- Antidepressant for low mood
- Anti-anxiety drugs
- Antipsychotic medications for hallucinations, delusions, or aggression
Risk Factors of Alzheimer’s Disease
Risk factors of Alzheimer’s disease are-
- Aging of an individual
- Having a family history of Alzheimer’s disease
- Due to the carrying of certain genes
- Various traumatic brain injuries
- Having exposure to some environmental contaminants, such as toxic metals, pesticides, and industrial chemicals.
Some Modifiable and Changeable factors that may help prevent Alzheimer’s include-
- Exercising regularly
- Following a varied and healthy diet
- Maintaining a healthy cardiovascular system
- Managing the risk of heart disease, diabetes, obesity, and high blood pressure
- Keep the brain active throughout life
FAQs Related to Alzheimer’s Disease
What is the main cause of Alzheimer’s Disease?
Alzheimer’s disease is believed to be caused by the abnormal formation of proteins in and around brain cells. One of the proteins involved is called amyloid, which, when deposited, forms plaques around brain cells. The other protein is called tau, whose deposits get entangled within the brain cells.
What exactly does Alzheimer’s do to a person?
As Alzheimer’s disease progresses, people experience more memory loss and other cognitive difficulties. Problems can include wandering and getting lost, trouble in handling money and paying bills, repeating questions, taking longer time to complete normal daily tasks, and changes in personality and behavior frequently.
How does peanut butter detect Alzheimer’s?
Peanut butter can serve a greater purpose than just being fun to eat – the inability to smell it can help detect early-stage Alzheimer’s. Researchers at the University of Florida conducted a peanut butter odor test on study participants to determine if there was a correlation between odor deficiency and early detection of Alzheimer’s disease.
What they discovered is that this test can actually confirm the early diagnosis of Alzheimer’s. Here’s how it worked:
- Each study participant closed their eyes, mouth, and one nostril at a pre-determined distance before approaching an open jar of peanut butter.
- Once the study participant started sniffing peanut butter while walking toward the jar, the researchers noted the distance. The same process was repeated for the other nostril as well.

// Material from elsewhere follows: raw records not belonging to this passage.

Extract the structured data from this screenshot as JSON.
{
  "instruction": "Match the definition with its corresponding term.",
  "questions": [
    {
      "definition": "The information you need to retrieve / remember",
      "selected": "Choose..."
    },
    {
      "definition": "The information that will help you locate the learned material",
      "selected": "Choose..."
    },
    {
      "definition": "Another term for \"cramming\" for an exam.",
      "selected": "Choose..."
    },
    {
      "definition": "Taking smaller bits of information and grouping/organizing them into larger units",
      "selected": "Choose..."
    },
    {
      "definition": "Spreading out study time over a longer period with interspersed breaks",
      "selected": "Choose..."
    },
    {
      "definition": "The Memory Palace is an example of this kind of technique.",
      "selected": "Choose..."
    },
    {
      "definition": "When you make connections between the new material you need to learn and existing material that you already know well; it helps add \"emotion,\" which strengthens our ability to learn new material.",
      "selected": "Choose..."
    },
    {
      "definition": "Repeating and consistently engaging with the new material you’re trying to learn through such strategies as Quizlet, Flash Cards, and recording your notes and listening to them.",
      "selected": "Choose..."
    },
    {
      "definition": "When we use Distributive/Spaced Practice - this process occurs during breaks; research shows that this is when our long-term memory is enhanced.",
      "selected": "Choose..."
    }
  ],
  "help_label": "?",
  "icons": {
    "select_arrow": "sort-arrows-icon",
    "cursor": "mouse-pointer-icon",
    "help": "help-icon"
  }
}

Researchers found that people who lacked odor in the left nostril had Alzheimer’s in the early stage. He noted that participants needed an average of about 10 centimeters of peanut butter container to sniff it from their left nostril compared to their right nostril.
How do Alzheimer’s patients feel?

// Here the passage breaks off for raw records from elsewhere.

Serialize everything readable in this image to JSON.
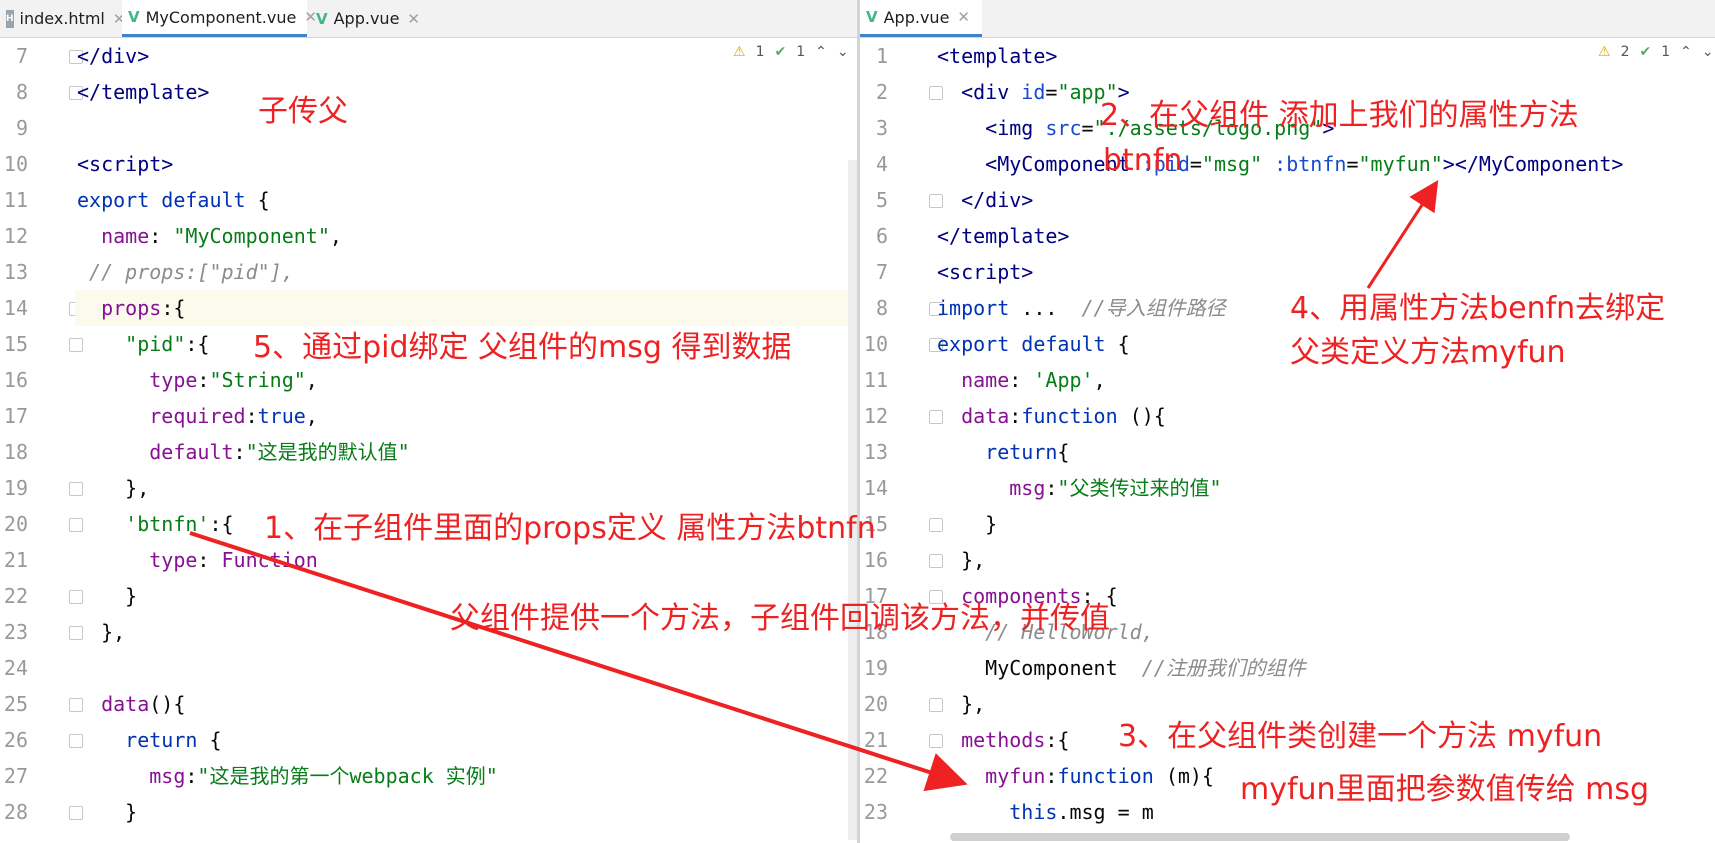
{
  "left": {
    "tabs": [
      {
        "label": "index.html",
        "icon": "html-file-icon",
        "active": false
      },
      {
        "label": "MyComponent.vue",
        "icon": "vue-file-icon",
        "active": true
      },
      {
        "label": "App.vue",
        "icon": "vue-file-icon",
        "active": false
      }
    ],
    "status": {
      "warnings": "1",
      "ok": "1"
    },
    "lines": [
      {
        "n": "7",
        "tokens": [
          [
            "tag",
            "</div>"
          ]
        ]
      },
      {
        "n": "8",
        "tokens": [
          [
            "tag",
            "</template>"
          ]
        ]
      },
      {
        "n": "9",
        "tokens": []
      },
      {
        "n": "10",
        "tokens": [
          [
            "tag",
            "<script>"
          ]
        ]
      },
      {
        "n": "11",
        "tokens": [
          [
            "kw",
            "export default "
          ],
          [
            "plain",
            "{"
          ]
        ]
      },
      {
        "n": "12",
        "tokens": [
          [
            "plain",
            "  "
          ],
          [
            "prop",
            "name"
          ],
          [
            "plain",
            ": "
          ],
          [
            "str",
            "\"MyComponent\""
          ],
          [
            "plain",
            ","
          ]
        ]
      },
      {
        "n": "13",
        "tokens": [
          [
            "cmt",
            " // props:[\"pid\"],"
          ]
        ]
      },
      {
        "n": "14",
        "tokens": [
          [
            "plain",
            "  "
          ],
          [
            "prop",
            "props"
          ],
          [
            "plain",
            ":{"
          ]
        ]
      },
      {
        "n": "15",
        "tokens": [
          [
            "plain",
            "    "
          ],
          [
            "str",
            "\"pid\""
          ],
          [
            "plain",
            ":{"
          ]
        ]
      },
      {
        "n": "16",
        "tokens": [
          [
            "plain",
            "      "
          ],
          [
            "prop",
            "type"
          ],
          [
            "plain",
            ":"
          ],
          [
            "str",
            "\"String\""
          ],
          [
            "plain",
            ","
          ]
        ]
      },
      {
        "n": "17",
        "tokens": [
          [
            "plain",
            "      "
          ],
          [
            "prop",
            "required"
          ],
          [
            "plain",
            ":"
          ],
          [
            "kw",
            "true"
          ],
          [
            "plain",
            ","
          ]
        ]
      },
      {
        "n": "18",
        "tokens": [
          [
            "plain",
            "      "
          ],
          [
            "prop",
            "default"
          ],
          [
            "plain",
            ":"
          ],
          [
            "str",
            "\"这是我的默认值\""
          ]
        ]
      },
      {
        "n": "19",
        "tokens": [
          [
            "plain",
            "    },"
          ]
        ]
      },
      {
        "n": "20",
        "tokens": [
          [
            "plain",
            "    "
          ],
          [
            "str",
            "'btnfn'"
          ],
          [
            "plain",
            ":{"
          ]
        ]
      },
      {
        "n": "21",
        "tokens": [
          [
            "plain",
            "      "
          ],
          [
            "prop",
            "type"
          ],
          [
            "plain",
            ": "
          ],
          [
            "prop",
            "Function"
          ]
        ]
      },
      {
        "n": "22",
        "tokens": [
          [
            "plain",
            "    }"
          ]
        ]
      },
      {
        "n": "23",
        "tokens": [
          [
            "plain",
            "  },"
          ]
        ]
      },
      {
        "n": "24",
        "tokens": []
      },
      {
        "n": "25",
        "tokens": [
          [
            "plain",
            "  "
          ],
          [
            "prop",
            "data"
          ],
          [
            "plain",
            "(){"
          ]
        ]
      },
      {
        "n": "26",
        "tokens": [
          [
            "plain",
            "    "
          ],
          [
            "kw",
            "return "
          ],
          [
            "plain",
            "{"
          ]
        ]
      },
      {
        "n": "27",
        "tokens": [
          [
            "plain",
            "      "
          ],
          [
            "prop",
            "msg"
          ],
          [
            "plain",
            ":"
          ],
          [
            "str",
            "\"这是我的第一个webpack 实例\""
          ]
        ]
      },
      {
        "n": "28",
        "tokens": [
          [
            "plain",
            "    }"
          ]
        ]
      }
    ]
  },
  "right": {
    "tabs": [
      {
        "label": "App.vue",
        "icon": "vue-file-icon",
        "active": true
      }
    ],
    "status": {
      "warnings": "2",
      "ok": "1"
    },
    "lines": [
      {
        "n": "1",
        "tokens": [
          [
            "tag",
            "<template>"
          ]
        ]
      },
      {
        "n": "2",
        "tokens": [
          [
            "tag",
            "  <div "
          ],
          [
            "attr",
            "id"
          ],
          [
            "plain",
            "="
          ],
          [
            "str",
            "\"app\""
          ],
          [
            "tag",
            ">"
          ]
        ]
      },
      {
        "n": "3",
        "tokens": [
          [
            "tag",
            "    <img "
          ],
          [
            "attr",
            "src"
          ],
          [
            "plain",
            "="
          ],
          [
            "str",
            "\"./assets/logo.png\""
          ],
          [
            "tag",
            ">"
          ]
        ]
      },
      {
        "n": "4",
        "tokens": [
          [
            "tag",
            "    <MyComponent "
          ],
          [
            "attr",
            ":pid"
          ],
          [
            "plain",
            "="
          ],
          [
            "str",
            "\"msg\""
          ],
          [
            "attr",
            " :btnfn"
          ],
          [
            "plain",
            "="
          ],
          [
            "str",
            "\"myfun\""
          ],
          [
            "tag",
            "></MyComponent>"
          ]
        ]
      },
      {
        "n": "5",
        "tokens": [
          [
            "tag",
            "  </div>"
          ]
        ]
      },
      {
        "n": "6",
        "tokens": [
          [
            "tag",
            "</template>"
          ]
        ]
      },
      {
        "n": "7",
        "tokens": [
          [
            "tag",
            "<script>"
          ]
        ]
      },
      {
        "n": "8",
        "tokens": [
          [
            "kw",
            "import "
          ],
          [
            "plain",
            "...  "
          ],
          [
            "cmt",
            "//导入组件路径"
          ]
        ]
      },
      {
        "n": "10",
        "tokens": [
          [
            "kw",
            "export default "
          ],
          [
            "plain",
            "{"
          ]
        ]
      },
      {
        "n": "11",
        "tokens": [
          [
            "plain",
            "  "
          ],
          [
            "prop",
            "name"
          ],
          [
            "plain",
            ": "
          ],
          [
            "str",
            "'App'"
          ],
          [
            "plain",
            ","
          ]
        ]
      },
      {
        "n": "12",
        "tokens": [
          [
            "plain",
            "  "
          ],
          [
            "prop",
            "data"
          ],
          [
            "plain",
            ":"
          ],
          [
            "kw",
            "function "
          ],
          [
            "plain",
            "(){"
          ]
        ]
      },
      {
        "n": "13",
        "tokens": [
          [
            "plain",
            "    "
          ],
          [
            "kw",
            "return"
          ],
          [
            "plain",
            "{"
          ]
        ]
      },
      {
        "n": "14",
        "tokens": [
          [
            "plain",
            "      "
          ],
          [
            "prop",
            "msg"
          ],
          [
            "plain",
            ":"
          ],
          [
            "str",
            "\"父类传过来的值\""
          ]
        ]
      },
      {
        "n": "15",
        "tokens": [
          [
            "plain",
            "    }"
          ]
        ]
      },
      {
        "n": "16",
        "tokens": [
          [
            "plain",
            "  },"
          ]
        ]
      },
      {
        "n": "17",
        "tokens": [
          [
            "plain",
            "  "
          ],
          [
            "prop",
            "components"
          ],
          [
            "plain",
            ": {"
          ]
        ]
      },
      {
        "n": "18",
        "tokens": [
          [
            "cmt",
            "    // HelloWorld,"
          ]
        ]
      },
      {
        "n": "19",
        "tokens": [
          [
            "plain",
            "    MyComponent  "
          ],
          [
            "cmt",
            "//注册我们的组件"
          ]
        ]
      },
      {
        "n": "20",
        "tokens": [
          [
            "plain",
            "  },"
          ]
        ]
      },
      {
        "n": "21",
        "tokens": [
          [
            "plain",
            "  "
          ],
          [
            "prop",
            "methods"
          ],
          [
            "plain",
            ":{"
          ]
        ]
      },
      {
        "n": "22",
        "tokens": [
          [
            "plain",
            "    "
          ],
          [
            "prop",
            "myfun"
          ],
          [
            "plain",
            ":"
          ],
          [
            "kw",
            "function "
          ],
          [
            "plain",
            "(m){"
          ]
        ]
      },
      {
        "n": "23",
        "tokens": [
          [
            "plain",
            "      "
          ],
          [
            "kw",
            "this"
          ],
          [
            "plain",
            ".msg = m"
          ]
        ]
      }
    ]
  },
  "annotations": {
    "a_title": "子传父",
    "a1": "1、在子组件里面的props定义 属性方法btnfn",
    "a2a": "2、在父组件 添加上我们的属性方法",
    "a2b": "btnfn",
    "a3a": "3、在父组件类创建一个方法 myfun",
    "a3b": "myfun里面把参数值传给 msg",
    "a4a": "4、用属性方法benfn去绑定",
    "a4b": "父类定义方法myfun",
    "a5": "5、通过pid绑定 父组件的msg 得到数据",
    "a_middle": "父组件提供一个方法，子组件回调该方法，并传值"
  },
  "colors": {
    "annotation": "#ee2222",
    "tab_accent": "#4083c9"
  }
}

- People begin to lose things in the early stages of the disease.
- Forgetting once-familiar faces.
- Struggle to recall recent events.

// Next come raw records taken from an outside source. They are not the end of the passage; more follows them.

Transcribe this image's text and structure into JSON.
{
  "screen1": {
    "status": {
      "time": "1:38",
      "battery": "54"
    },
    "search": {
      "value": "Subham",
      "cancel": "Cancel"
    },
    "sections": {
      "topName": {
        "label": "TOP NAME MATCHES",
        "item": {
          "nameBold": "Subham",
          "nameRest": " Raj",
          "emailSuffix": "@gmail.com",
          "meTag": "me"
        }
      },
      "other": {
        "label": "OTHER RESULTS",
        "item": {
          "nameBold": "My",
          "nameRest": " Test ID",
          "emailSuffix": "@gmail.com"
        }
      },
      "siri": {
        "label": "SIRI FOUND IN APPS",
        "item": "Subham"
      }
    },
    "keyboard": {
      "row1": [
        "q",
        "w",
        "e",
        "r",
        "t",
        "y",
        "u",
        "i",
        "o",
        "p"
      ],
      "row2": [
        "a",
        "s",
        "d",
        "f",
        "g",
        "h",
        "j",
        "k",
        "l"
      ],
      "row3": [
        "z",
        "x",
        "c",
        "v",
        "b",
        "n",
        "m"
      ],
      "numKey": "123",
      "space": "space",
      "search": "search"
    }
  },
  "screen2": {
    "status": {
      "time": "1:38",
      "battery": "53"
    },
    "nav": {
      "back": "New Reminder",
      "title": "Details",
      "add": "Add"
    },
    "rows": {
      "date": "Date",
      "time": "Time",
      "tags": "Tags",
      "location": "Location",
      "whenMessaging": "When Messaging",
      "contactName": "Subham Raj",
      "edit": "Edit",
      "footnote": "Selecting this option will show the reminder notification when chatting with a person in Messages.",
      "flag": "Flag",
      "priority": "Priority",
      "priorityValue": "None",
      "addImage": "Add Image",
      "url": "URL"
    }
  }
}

- Other cognitive problems develop soon including a short attention span.
- Difficulties with language.
- An inability to think logically.
How long do Alzheimer’s patients live?
On average, a person with Alzheimer’s lives four to eight years after diagnosis but may live up to 20 years, depending on other factors.
Why do Alzheimer’s patients worsen at night?
Many people who experience sundowning syndrome have trouble sleeping at night. In turn, fatigue is a common trigger of sundowning. This can create a vicious cycle. Too much sleep and inactivity during the day can make it difficult for your loved one to fall asleep while sleeping.
Sundowning is a symptom and indication of Alzheimer’s disease and other forms of dementia. It is also known as “late-day confusion”. If someone you care about and love may have dementia, their confusion and aggravation may intensify in the late afternoon and evening. In comparison, their symptoms may be less pronounced and seen earlier in the day.
7 Important Tips for Reducing Sundowning
- Stick them to a schedule.
- Light up their lives every day with love and care.
- Keep them active daily.
- Adjust and check their eating patterns.
- Minimize their stress level.
- Provide them comfort and familiarity.
- Track their behavior.